But for one Emirati mother whose four-year-old has what she describes as undiagnosed “mild autism”, finding a private school for her son felt nothing like a universal right.

“Whenever I am honest, in two or three days, I receive an email that there are no seats available for my son,” said Ms Al Amiri. “It is a major issue here in the UAE.

“My son is being rejected because I’m honest about his speech and communication therapy. It hurts a lot.”

Eventually she found a private school that would accept her son, but only if she hired a shadow teacher.

“They told me that the classroom had more than 10 students and they had to give them equal time,” said Ms Al Amiri.

“Because Khalifa needs more time, more focus, they requested a shadow teacher for him to help him improve and to be more independent.”

She turned to a clinic that advertised qualified shadow teachers trained by applied behavioural analysts [Aba]. But after paying the Dh6,000 monthly fee, it quickly became clear to Ms Al Amiri that the hire was hardly a qualified professional in special education. Desperate, she turned to a Facebook group and posted a want ad.

“I received lots of CVs, some of them are from cashiers, one was a woman who used to work with a marketing company and now she wants to work as a shadow teacher just because she wants a job,” said Ms Al Amiri. “I cannot hire a shadow teacher with no experience.”

Ms Al Amiri said parents would be willing to pay an “affordable amount” if the shadow teacher was qualified, trained or supplied by an education body such as the Abu Dhabi Education Council.

She said providing for her son’s education was a costly business. “He must attend sessions with a speech therapist and Aba therapist,” said Ms Al Amiri, noting that many of the sessions were not covered by insurance.

“Besides that, there are shadow teachers who are asking a lot of money with no experience.

“If she is a real shadow teacher, it’s OK, but I still haven’t found a real one.
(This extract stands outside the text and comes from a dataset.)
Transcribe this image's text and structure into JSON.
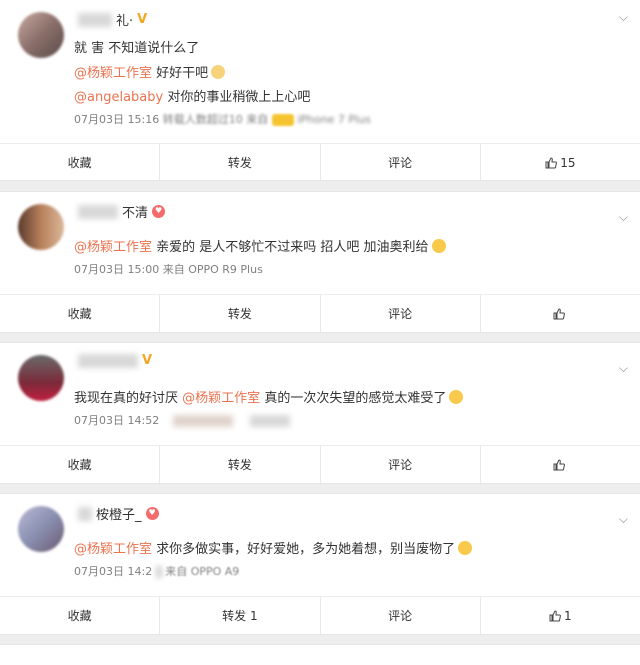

At least there should be a place or a centre that is regulated by Adec to work on who can be a shadow teacher.”